First Ever White House Tweetup? More Like an Old AOL Auditorium Event
July 7, 2011 1 Comment
Commander in Tweet? Not quite. Don’t take me wrong, I’m in favor of anything that promotes social media and incorporates it into the mainstream. But, in an attempt to capitalize on the “now”, the White House stumbled in both the promotion and execution of the “first ever White House Tweetup”, and inadvertently paid homage to yet another online feature made prominent by old AOL.
By definition and popular acceptance, a Tweetup is a F2F (face to face) meeting of people who interact primarily online. Hosted by Twitter co-founder Jack Dorsey, this was admittedly not a Tweetup, but more of a Twitter Press Conference. Dorsey stated:
“Neither the President or I know the questions that will be asked today. That decision is driven entirely by the Twitter users.”
Well, I guess that depends on your definition of “driven.” True, any Twitter user could submit questions via the service by appending the hashtag #AskObama to their tweet. And sure, neither Dorsey nor Obama knew precisely to what the questions would pertain. However, the submissions were previewed, reviewed. culled, vetted and ultimately selected by at least two levels of editors: First, a “team of seasoned Twitter users” helped pick the questions that would be considered. Next, Twitter assembled “eight curators” to further subjectively winnow the field to those they considered appropriate.
And so the questions, while submitted by Twitter users, were carefully selected to reflect a limited number of acceptable topics. More than once, Dorsey mentioned that the questions were coming in “real time”. Hmm, did they not get enough participation beforehand to fill the approximately 20 or so questions and comments fielded in the 1 hour eight minute event?
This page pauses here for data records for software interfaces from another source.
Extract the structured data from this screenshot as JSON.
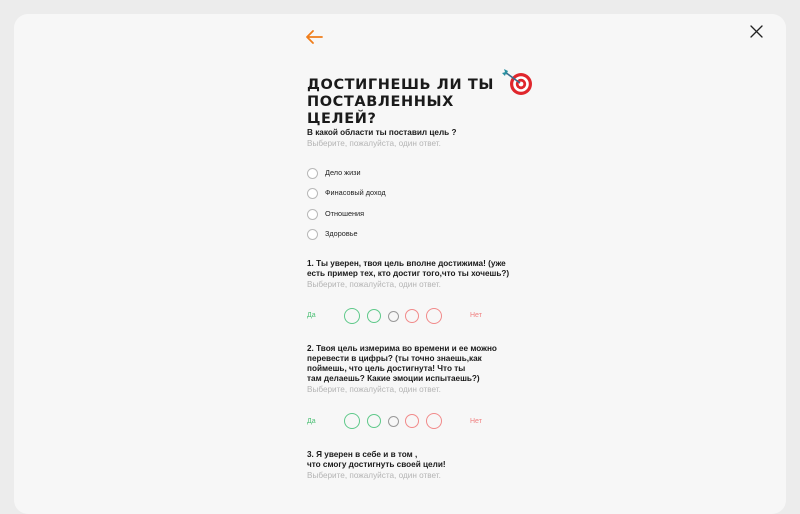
{
  "header": {
    "back_icon": "arrow-left-icon",
    "close_icon": "close-icon"
  },
  "title": {
    "text": "Достигнешь ли ты поставленных целей?",
    "emoji_icon": "target-icon"
  },
  "q0": {
    "text": "В какой области ты поставил цель ?",
    "hint": "Выберите, пожалуйста, один ответ.",
    "options": [
      "Дело жизи",
      "Финасовый доход",
      "Отношения",
      "Здоровье"
    ]
  },
  "q1": {
    "text": "1. Ты уверен, твоя цель вполне достижима! (уже\nесть пример тех, кто достиг того,что ты хочешь?)",
    "hint": "Выберите, пожалуйста, один ответ.",
    "yes": "Да",
    "no": "Нет"
  },
  "q2": {
    "text": "2. Твоя цель измерима во времени и ее можно\nперевести в цифры? (ты точно знаешь,как\nпоймешь, что цель достигнута! Что ты\nтам делаешь? Какие эмоции испытаешь?)",
    "hint": "Выберите, пожалуйста, один ответ.",
    "yes": "Да",
    "no": "Нет"
  },
  "q3": {
    "text": "3. Я уверен в себе и в том ,\nчто смогу достигнуть своей цели!",
    "hint": "Выберите, пожалуйста, один ответ."
  },
  "colors": {
    "accent": "#f07d1a",
    "agree": "#5fc98a",
    "disagree": "#f18a8a",
    "neutral": "#999999"
  }
}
And what luck that three of the questions were submitted by a White House journalist, Speaker of the House Boehner and the President himself, making at least 15% of the questions not submitted by John Q. Tweeter.
So why is this like old AOL? In the mid-90’s AOL Live presented live, real-time, interviews in special chat rooms called “auditoriums.” These specialized chat rooms allowed for everyone to see what was publicly posted by the people “on stage” with the audience arranged in sub-chat rooms called “rows” which could be configured to hold either 8 or 16 people. Guest ran the gamut on the fame meter with the largest attendance for Michael Jackson and Rosie O’Donnell (each with audiences in excess of six figures). Even Koko the Gorilla who apparently could recognize written words drew 20,000 attendees.
Back then, I hosted multiple events each week for first Hecklers Online (humor-based word games) and then Love@AOL (celebrity interviews and relationship based events).
While the rows included an “Ask a Question” button to pose questions to the guest, as MC I had tools to allow me to preview the questions submitted, and select which ones made it “on stage”. I was also able to introduce the question intelligently having just previewed it and then the guest would provide a response. Sounds a lot like Jack Dorsey and Barack Obama, eh? As I wrote previously, “Everything AOL Is New Again”
So while I applaud the White House for utilizing Twitter as part of their communications suite, it was not a Tweetup, per se, but a Twitter based presser — or dare we say, “Twesser”? (Umm, we dare not!)
- #AskObama: White House Hosts First-Ever Tweetup Today (blogher.com)
- #AskObama at the First Ever Twitter @Townhall at the White House (whitehouse.gov)
- Recap of Obama’s Twitter town hall meeting (digitaltrends.com)